§ **REQUIREMENT**:
Please print every line of the listing, unchanged.

§ **THE RECORDS**:
=== Section Start ===

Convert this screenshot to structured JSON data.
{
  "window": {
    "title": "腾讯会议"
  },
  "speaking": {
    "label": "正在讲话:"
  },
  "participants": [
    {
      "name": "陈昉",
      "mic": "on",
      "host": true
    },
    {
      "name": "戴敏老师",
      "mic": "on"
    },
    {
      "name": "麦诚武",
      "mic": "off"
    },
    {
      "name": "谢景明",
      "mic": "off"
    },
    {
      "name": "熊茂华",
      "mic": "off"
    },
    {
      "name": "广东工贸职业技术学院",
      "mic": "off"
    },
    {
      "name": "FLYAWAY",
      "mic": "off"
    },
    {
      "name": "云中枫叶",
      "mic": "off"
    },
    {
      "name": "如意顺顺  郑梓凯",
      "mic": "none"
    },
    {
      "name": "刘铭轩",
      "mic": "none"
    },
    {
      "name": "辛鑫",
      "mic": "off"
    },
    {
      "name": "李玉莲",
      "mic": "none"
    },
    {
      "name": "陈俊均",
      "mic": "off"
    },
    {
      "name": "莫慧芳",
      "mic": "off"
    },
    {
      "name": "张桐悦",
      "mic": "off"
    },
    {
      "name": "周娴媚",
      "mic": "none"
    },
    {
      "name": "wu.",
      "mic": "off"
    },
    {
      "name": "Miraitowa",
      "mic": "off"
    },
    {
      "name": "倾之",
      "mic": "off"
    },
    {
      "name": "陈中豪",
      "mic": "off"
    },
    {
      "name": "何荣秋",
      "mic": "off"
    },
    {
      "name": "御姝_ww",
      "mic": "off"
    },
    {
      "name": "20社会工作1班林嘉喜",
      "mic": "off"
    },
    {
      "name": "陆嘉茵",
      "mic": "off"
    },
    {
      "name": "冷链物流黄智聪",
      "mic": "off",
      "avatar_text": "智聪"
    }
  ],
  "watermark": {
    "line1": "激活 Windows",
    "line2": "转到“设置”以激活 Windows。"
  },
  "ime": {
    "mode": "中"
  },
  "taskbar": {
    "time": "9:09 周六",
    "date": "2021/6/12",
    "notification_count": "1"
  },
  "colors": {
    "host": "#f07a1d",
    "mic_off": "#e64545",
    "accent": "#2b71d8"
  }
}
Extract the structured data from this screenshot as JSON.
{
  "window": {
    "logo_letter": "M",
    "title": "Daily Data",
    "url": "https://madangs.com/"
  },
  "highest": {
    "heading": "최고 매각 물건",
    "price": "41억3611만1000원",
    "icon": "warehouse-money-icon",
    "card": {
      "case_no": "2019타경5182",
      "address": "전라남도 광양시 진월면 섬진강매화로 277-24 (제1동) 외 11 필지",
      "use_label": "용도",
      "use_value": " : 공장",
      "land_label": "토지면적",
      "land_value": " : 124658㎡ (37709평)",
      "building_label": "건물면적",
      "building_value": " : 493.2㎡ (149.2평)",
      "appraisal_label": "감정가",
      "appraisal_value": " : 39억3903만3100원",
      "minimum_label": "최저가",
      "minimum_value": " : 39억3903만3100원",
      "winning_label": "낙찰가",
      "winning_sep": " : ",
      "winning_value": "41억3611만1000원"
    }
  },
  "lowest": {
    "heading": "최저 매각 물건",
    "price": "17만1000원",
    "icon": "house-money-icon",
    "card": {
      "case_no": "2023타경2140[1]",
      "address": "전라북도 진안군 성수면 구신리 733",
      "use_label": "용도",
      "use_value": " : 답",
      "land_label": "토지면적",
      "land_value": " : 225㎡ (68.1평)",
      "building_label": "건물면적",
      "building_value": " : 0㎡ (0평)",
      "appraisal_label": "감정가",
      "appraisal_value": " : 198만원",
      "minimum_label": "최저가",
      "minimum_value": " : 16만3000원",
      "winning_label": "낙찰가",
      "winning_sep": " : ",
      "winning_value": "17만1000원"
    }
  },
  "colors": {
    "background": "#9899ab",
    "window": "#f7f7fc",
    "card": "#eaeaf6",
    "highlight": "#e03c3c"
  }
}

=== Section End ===

§ **ANSWER BELOW**:
Convert this screenshot to structured JSON data.
{
  "window": {
    "title": "腾讯会议"
  },
  "speaking": {
    "label": "正在讲话:"
  },
  "participants": [
    {
      "name": "陈昉",
      "mic": "on",
      "host": true
    },
    {
      "name": "戴敏老师",
      "mic": "on"
    },
    {
      "name": "麦诚武",
      "mic": "off"
    },
    {
      "name": "谢景明",
      "mic": "off"
    },
    {
      "name": "熊茂华",
      "mic": "off"
    },
    {
      "name": "广东工贸职业技术学院",
      "mic": "off"
    },
    {
      "name": "FLYAWAY",
      "mic": "off"
    },
    {
      "name": "云中枫叶",
      "mic": "off"
    },
    {
      "name": "如意顺顺  郑梓凯",
      "mic": "none"
    },
    {
      "name": "刘铭轩",
      "mic": "none"
    },
    {
      "name": "辛鑫",
      "mic": "off"
    },
    {
      "name": "李玉莲",
      "mic": "none"
    },
    {
      "name": "陈俊均",
      "mic": "off"
    },
    {
      "name": "莫慧芳",
      "mic": "off"
    },
    {
      "name": "张桐悦",
      "mic": "off"
    },
    {
      "name": "周娴媚",
      "mic": "none"
    },
    {
      "name": "wu.",
      "mic": "off"
    },
    {
      "name": "Miraitowa",
      "mic": "off"
    },
    {
      "name": "倾之",
      "mic": "off"
    },
    {
      "name": "陈中豪",
      "mic": "off"
    },
    {
      "name": "何荣秋",
      "mic": "off"
    },
    {
      "name": "御姝_ww",
      "mic": "off"
    },
    {
      "name": "20社会工作1班林嘉喜",
      "mic": "off"
    },
    {
      "name": "陆嘉茵",
      "mic": "off"
    },
    {
      "name": "冷链物流黄智聪",
      "mic": "off",
      "avatar_text": "智聪"
    }
  ],
  "watermark": {
    "line1": "激活 Windows",
    "line2": "转到“设置”以激活 Windows。"
  },
  "ime": {
    "mode": "中"
  },
  "taskbar": {
    "time": "9:09 周六",
    "date": "2021/6/12",
    "notification_count": "1"
  },
  "colors": {
    "host": "#f07a1d",
    "mic_off": "#e64545",
    "accent": "#2b71d8"
  }
}
Extract the structured data from this screenshot as JSON.
{
  "window": {
    "logo_letter": "M",
    "title": "Daily Data",
    "url": "https://madangs.com/"
  },
  "highest": {
    "heading": "최고 매각 물건",
    "price": "41억3611만1000원",
    "icon": "warehouse-money-icon",
    "card": {
      "case_no": "2019타경5182",
      "address": "전라남도 광양시 진월면 섬진강매화로 277-24 (제1동) 외 11 필지",
      "use_label": "용도",
      "use_value": " : 공장",
      "land_label": "토지면적",
      "land_value": " : 124658㎡ (37709평)",
      "building_label": "건물면적",
      "building_value": " : 493.2㎡ (149.2평)",
      "appraisal_label": "감정가",
      "appraisal_value": " : 39억3903만3100원",
      "minimum_label": "최저가",
      "minimum_value": " : 39억3903만3100원",
      "winning_label": "낙찰가",
      "winning_sep": " : ",
      "winning_value": "41억3611만1000원"
    }
  },
  "lowest": {
    "heading": "최저 매각 물건",
    "price": "17만1000원",
    "icon": "house-money-icon",
    "card": {
      "case_no": "2023타경2140[1]",
      "address": "전라북도 진안군 성수면 구신리 733",
      "use_label": "용도",
      "use_value": " : 답",
      "land_label": "토지면적",
      "land_value": " : 225㎡ (68.1평)",
      "building_label": "건물면적",
      "building_value": " : 0㎡ (0평)",
      "appraisal_label": "감정가",
      "appraisal_value": " : 198만원",
      "minimum_label": "최저가",
      "minimum_value": " : 16만3000원",
      "winning_label": "낙찰가",
      "winning_sep": " : ",
      "winning_value": "17만1000원"
    }
  },
  "colors": {
    "background": "#9899ab",
    "window": "#f7f7fc",
    "card": "#eaeaf6",
    "highlight": "#e03c3c"
  }
}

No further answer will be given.